The Reformed Renewal was not without its own champions falling in 2019. Another Chicago pastor, James MacDonald was fired from Harvest Bible Fellowship for unethical behaviour. Claims of misconduct stretched credulity with reports of misappropriated monies to murder for hire. Not seen in the headlines was the tumult in the lives of church members, as their high theology pastor was exposed as living quite inconsistently with what he taught. Further, the many churches that were associated with Harvest Bible Fellowship were forced to re-organize themselves as the wake from MacDonald’s actions nearly capsized many.
Another fallen champion was the once ‘rising star’ of the reformed charismatic world, Josh Harris. Having left his pastorate, many suspected there was more to it when he enrolled at Regent College in Vancouver. But fears were confirmed when he announced his abandoning of the Christian faith, his repudiation of his previously believed sexual ethic, and his impending divorce. Many evangelicals responded to Harris in print or in Harris’s mode of communication— social media.
But the point which I’m making here is simply to say that Harris had been a champion of the “Young, Restless and Reformed”. As a twentysomething guide to young newly Reformed Christians, he had an outsized influence given his lack of experience and theological training. Sadly, the championism that surrounded him has given way to disillusionment. Some are angered at his ‘deconversion’ while others embrace his continued ‘restlessness’ and are jettisoning traditional Christian faith too.
There are many more champions who have fallen or disappointed in some way. But 2019 revealed that championism would no longer be the natural position for people to take. New suspicion of champions arose. The hope is that trustworthy leaders can arise, lest we are left with anarchy.

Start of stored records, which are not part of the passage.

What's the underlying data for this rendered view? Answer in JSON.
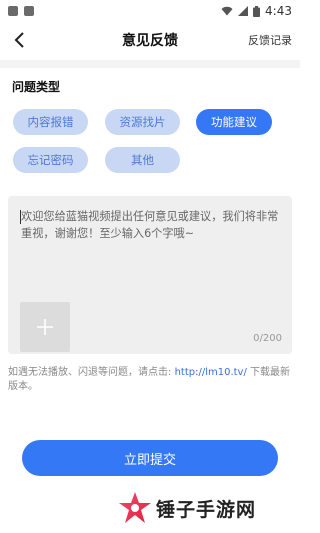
{
  "status_bar": {
    "time": "4:43"
  },
  "header": {
    "title": "意见反馈",
    "history_label": "反馈记录"
  },
  "category": {
    "label": "问题类型",
    "options": [
      "内容报错",
      "资源找片",
      "功能建议",
      "忘记密码",
      "其他"
    ],
    "selected": "功能建议"
  },
  "feedback": {
    "placeholder": "欢迎您给蓝猫视频提出任何意见或建议，我们将非常重视，谢谢您！至少输入6个字哦~",
    "counter": "0/200"
  },
  "hint": {
    "text": "如遇无法播放、闪退等问题，请点击: ",
    "link": "http://lm10.tv/",
    "suffix": " 下载最新版本。"
  },
  "submit_label": "立即提交",
  "watermark": {
    "text": "锤子手游网"
  },
  "colors": {
    "accent": "#3478f6",
    "chip_inactive": "#c8d7f3",
    "chip_inactive_text": "#4e79d6"
  }
}
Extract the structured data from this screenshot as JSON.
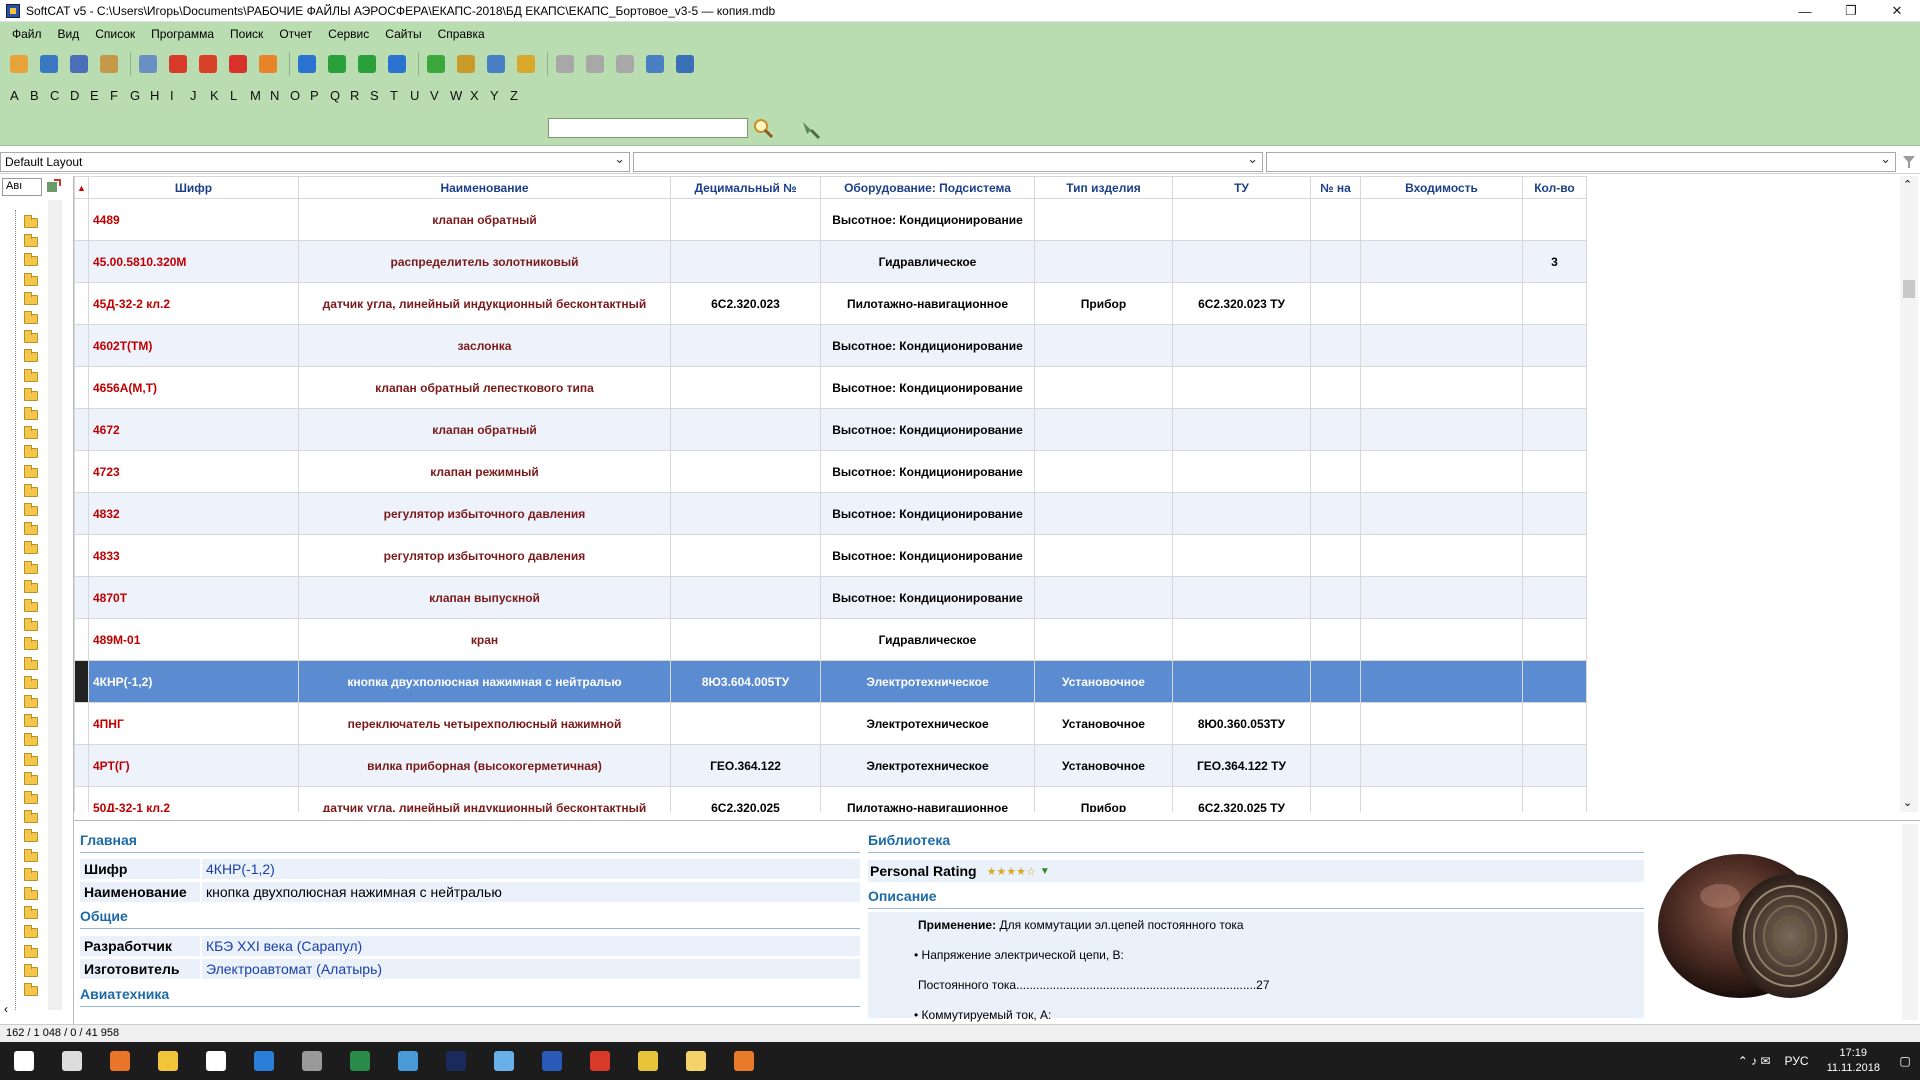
{
  "window": {
    "title": "SoftCAT v5 - C:\\Users\\Игорь\\Documents\\РАБОЧИЕ ФАЙЛЫ АЭРОСФЕРА\\ЕКАПС-2018\\БД ЕКАПС\\ЕКАПС_Бортовое_v3-5 — копия.mdb",
    "minimize": "—",
    "restore": "❐",
    "close": "✕"
  },
  "menu": [
    "Файл",
    "Вид",
    "Список",
    "Программа",
    "Поиск",
    "Отчет",
    "Сервис",
    "Сайты",
    "Справка"
  ],
  "toolbar_icons": [
    {
      "name": "home-icon",
      "color": "#e6a43a"
    },
    {
      "name": "monitor-icon",
      "color": "#3b78c4"
    },
    {
      "name": "grid-icon",
      "color": "#4a6fb8"
    },
    {
      "name": "gears-icon",
      "color": "#c49a4a"
    },
    {
      "name": "preview-icon",
      "color": "#6a8fc4"
    },
    {
      "name": "add-icon",
      "color": "#d83a2a"
    },
    {
      "name": "up-icon",
      "color": "#d8402a"
    },
    {
      "name": "remove-icon",
      "color": "#d8302a"
    },
    {
      "name": "refresh-icon",
      "color": "#e8832a"
    },
    {
      "name": "first-icon",
      "color": "#2a72d0"
    },
    {
      "name": "prev-icon",
      "color": "#2aa03a"
    },
    {
      "name": "next-icon",
      "color": "#2aa03a"
    },
    {
      "name": "last-icon",
      "color": "#2a72d0"
    },
    {
      "name": "check-icon",
      "color": "#3aa83a"
    },
    {
      "name": "edit-check-icon",
      "color": "#c89a2a"
    },
    {
      "name": "table-icon",
      "color": "#4a7fc4"
    },
    {
      "name": "key-icon",
      "color": "#d8a82a"
    },
    {
      "name": "back-icon",
      "color": "#a8a8a8"
    },
    {
      "name": "forward-icon",
      "color": "#a8a8a8"
    },
    {
      "name": "copy-icon",
      "color": "#a8a8a8"
    },
    {
      "name": "export-icon",
      "color": "#4a7fc4"
    },
    {
      "name": "chart-icon",
      "color": "#3a6fb8"
    }
  ],
  "alphabet": [
    "A",
    "B",
    "C",
    "D",
    "E",
    "F",
    "G",
    "H",
    "I",
    "J",
    "K",
    "L",
    "M",
    "N",
    "O",
    "P",
    "Q",
    "R",
    "S",
    "T",
    "U",
    "V",
    "W",
    "X",
    "Y",
    "Z"
  ],
  "layout_combo": "Default Layout",
  "left_combo": "Авı",
  "columns": [
    "Шифр",
    "Наименование",
    "Децимальный №",
    "Оборудование: Подсистема",
    "Тип изделия",
    "ТУ",
    "№ на",
    "Входимость",
    "Кол-во"
  ],
  "rows": [
    {
      "code": "4489",
      "name": "клапан обратный",
      "dec": "",
      "sys": "Высотное: Кондиционирование",
      "type": "",
      "tu": "",
      "no": "",
      "vh": "",
      "qty": ""
    },
    {
      "code": "45.00.5810.320М",
      "name": "распределитель золотниковый",
      "dec": "",
      "sys": "Гидравлическое",
      "type": "",
      "tu": "",
      "no": "",
      "vh": "",
      "qty": "3"
    },
    {
      "code": "45Д-32-2 кл.2",
      "name": "датчик угла, линейный индукционный бесконтактный",
      "dec": "6С2.320.023",
      "sys": "Пилотажно-навигационное",
      "type": "Прибор",
      "tu": "6С2.320.023 ТУ",
      "no": "",
      "vh": "",
      "qty": ""
    },
    {
      "code": "4602Т(ТМ)",
      "name": "заслонка",
      "dec": "",
      "sys": "Высотное: Кондиционирование",
      "type": "",
      "tu": "",
      "no": "",
      "vh": "",
      "qty": ""
    },
    {
      "code": "4656А(М,Т)",
      "name": "клапан обратный лепесткового типа",
      "dec": "",
      "sys": "Высотное: Кондиционирование",
      "type": "",
      "tu": "",
      "no": "",
      "vh": "",
      "qty": ""
    },
    {
      "code": "4672",
      "name": "клапан обратный",
      "dec": "",
      "sys": "Высотное: Кондиционирование",
      "type": "",
      "tu": "",
      "no": "",
      "vh": "",
      "qty": ""
    },
    {
      "code": "4723",
      "name": "клапан режимный",
      "dec": "",
      "sys": "Высотное: Кондиционирование",
      "type": "",
      "tu": "",
      "no": "",
      "vh": "",
      "qty": ""
    },
    {
      "code": "4832",
      "name": "регулятор избыточного давления",
      "dec": "",
      "sys": "Высотное: Кондиционирование",
      "type": "",
      "tu": "",
      "no": "",
      "vh": "",
      "qty": ""
    },
    {
      "code": "4833",
      "name": "регулятор избыточного давления",
      "dec": "",
      "sys": "Высотное: Кондиционирование",
      "type": "",
      "tu": "",
      "no": "",
      "vh": "",
      "qty": ""
    },
    {
      "code": "4870Т",
      "name": "клапан выпускной",
      "dec": "",
      "sys": "Высотное: Кондиционирование",
      "type": "",
      "tu": "",
      "no": "",
      "vh": "",
      "qty": ""
    },
    {
      "code": "489М-01",
      "name": "кран",
      "dec": "",
      "sys": "Гидравлическое",
      "type": "",
      "tu": "",
      "no": "",
      "vh": "",
      "qty": ""
    },
    {
      "code": "4КНР(-1,2)",
      "name": "кнопка двухполюсная нажимная с нейтралью",
      "dec": "8Ю3.604.005ТУ",
      "sys": "Электротехническое",
      "type": "Установочное",
      "tu": "",
      "no": "",
      "vh": "",
      "qty": "",
      "selected": true
    },
    {
      "code": "4ПНГ",
      "name": "переключатель четырехполюсный нажимной",
      "dec": "",
      "sys": "Электротехническое",
      "type": "Установочное",
      "tu": "8Ю0.360.053ТУ",
      "no": "",
      "vh": "",
      "qty": ""
    },
    {
      "code": "4РТ(Г)",
      "name": "вилка приборная (высокогерметичная)",
      "dec": "ГЕО.364.122",
      "sys": "Электротехническое",
      "type": "Установочное",
      "tu": "ГЕО.364.122 ТУ",
      "no": "",
      "vh": "",
      "qty": ""
    },
    {
      "code": "50Д-32-1 кл.2",
      "name": "датчик угла, линейный индукционный бесконтактный",
      "dec": "6С2.320.025",
      "sys": "Пилотажно-навигационное",
      "type": "Прибор",
      "tu": "6С2.320.025 ТУ",
      "no": "",
      "vh": "",
      "qty": ""
    }
  ],
  "details": {
    "main_header": "Главная",
    "code_label": "Шифр",
    "code_value": "4КНР(-1,2)",
    "name_label": "Наименование",
    "name_value": "кнопка двухполюсная нажимная с нейтралью",
    "general_header": "Общие",
    "dev_label": "Разработчик",
    "dev_value": "КБЭ XXI века (Сарапул)",
    "maker_label": "Изготовитель",
    "maker_value": "Электроавтомат (Алатырь)",
    "avia_header": "Авиатехника",
    "library_header": "Библиотека",
    "rating_label": "Personal Rating",
    "rating_stars": "★★★★☆",
    "desc_header": "Описание",
    "app_label": "Применение:",
    "app_value": "Для коммутации эл.цепей постоянного тока",
    "bullet1": "Напряжение электрической цепи, В:",
    "dc_line": "Постоянного тока........................................................................27",
    "bullet2": "Коммутируемый ток, А:"
  },
  "status": "162 / 1 048 / 0 / 41 958",
  "tray": {
    "lang": "РУС",
    "time": "17:19",
    "date": "11.11.2018"
  },
  "taskbar_icons": [
    {
      "name": "start-icon",
      "color": "#ffffff"
    },
    {
      "name": "taskview-icon",
      "color": "#dddddd"
    },
    {
      "name": "firefox-icon",
      "color": "#e8752a"
    },
    {
      "name": "explorer-icon",
      "color": "#f2c43a"
    },
    {
      "name": "store-icon",
      "color": "#ffffff"
    },
    {
      "name": "edge-icon",
      "color": "#2a7fd8"
    },
    {
      "name": "app-icon",
      "color": "#9a9a9a"
    },
    {
      "name": "excel-icon",
      "color": "#2a8a4a"
    },
    {
      "name": "project-icon",
      "color": "#4a9ad8"
    },
    {
      "name": "photoshop-icon",
      "color": "#1a2a5a"
    },
    {
      "name": "notepad-icon",
      "color": "#6ab0e8"
    },
    {
      "name": "word-icon",
      "color": "#2a5ab8"
    },
    {
      "name": "pdf-icon",
      "color": "#d83a2a"
    },
    {
      "name": "chrome-icon",
      "color": "#e8c43a"
    },
    {
      "name": "softcat-icon",
      "color": "#f4d46a"
    },
    {
      "name": "media-icon",
      "color": "#e87a2a"
    }
  ]
}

The Stability of Hope
In the events of 2019, the apparent crumbling of post-WWII consensus has left many people shouting doom and gloom from the right and left. But the stability of hope has remained where it has always been, in the sovereignty of God and the invincibility of the rule of Jesus Christ in the gospel.
Few reports cite the fact that the gospel is spreading in the Muslim world leading to conversions, at first a trickle and now a steady stream. In the two major belligerents of the Middle East, Iran and Saudi Arabia, there are more Muslim’s casting off the darkness of Islam and confessing Jesus as God, the Son.
In China, the increased hostility of the Xi regime has lead to more persecution of unregistered churches. Yet the doctrinal vigour and ecclesiastical health of many churches continue unabated, despite local and national policies of religious coercion. While Western Christians are tempted to scramble after political power, Reformed Christians in China are too busy practicing meaningful church membership, expositional preaching and reading high theology books from John Calvin and the English Puritans!
All is not discouraging in the West as pastors and church members seek to be faithful during turbulent times. The political temptations and the disappointment of fallen leaders have left many pastors more focussed on eternity, and seeking to be faithful rather than successful. It is likely that the legacy of ministry in 2019 will not be measured in church attendance, or book copies sold, but in whether or not a Christian, pastor or parishioner was faithful.
My conclusion as we enter 2020 is this: endurance in the faith is going to be the most valuable trait that Christians can aspire too. Let us pray that God would grant us the faith to persevere to the end.